imagesc(k1,k1,log10(abs(fhat))'); axis xy equal tight; colorbar

Thus we have computed the 2D FT of a discontinous function on a million-point grid to around 10-digit accuracy in 0.05 sec (the FINUFFT transform time). Note that, as with 1D discontinuous functions, the decay with \(k:=|{\bf k}|\) is slow (it is like \(1/k\)). See the full code tutorial/contft2d.m also for the study that shows that, for the above kmax, convergence to the tolerance has occurred by n=280 and m=70, needing \(N=19600\) nodes. A more efficient set would vary m with \(\theta\).


An application of the above to optics is that \(\Omega\) is a planar scatterer (or its complement, an aperture, via Babinet’s principle) upon which a monochromatic plane wave is incident. The wavelength is small compared to the size of \(\Omega\), so that a scalar Kirchhoff diffraction model is a good one. If a downstream planar detector is very distant (the Fraunhofer diffraction limit), and the angles of scattering are small, then \(|\hat{f}|^2\) is a good model for the detected scattered intensity.

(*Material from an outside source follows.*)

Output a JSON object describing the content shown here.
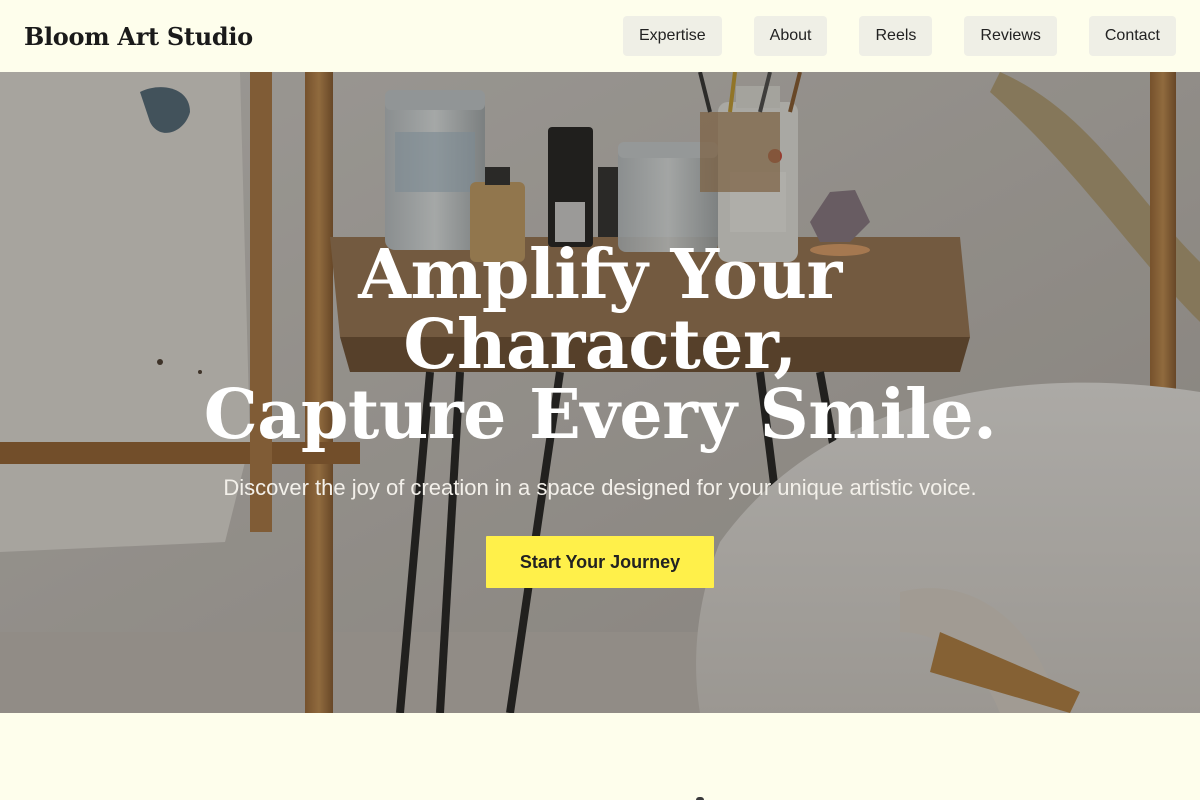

Further reading

Higher-order end corrections to the trapezoid rule in 1D settings can allow all but \({\cal O}(1)\) of the nodes to be on a regular grid. They also can be useful for known singularities (log, 1/sqrt, etc):

  • Kapur, S., Rokhlin, V. High-order corrected trapezoidal quadrature rules for singular functions. SIAM J. Numer. Anal. 34(4), 1331–1356 (1997)
  • Alpert, B. K. Hybrid Gauss-Trapezoidal Quadrature Rules, SIAM J. Sci. Comput. 20(5), 1551–1584 (1999)

Kirchhoff approximation and Fraunhofer diffraction in optics:

    1. Born and E. Wolf, Principles of Optics, 6th edition. Section 8.3.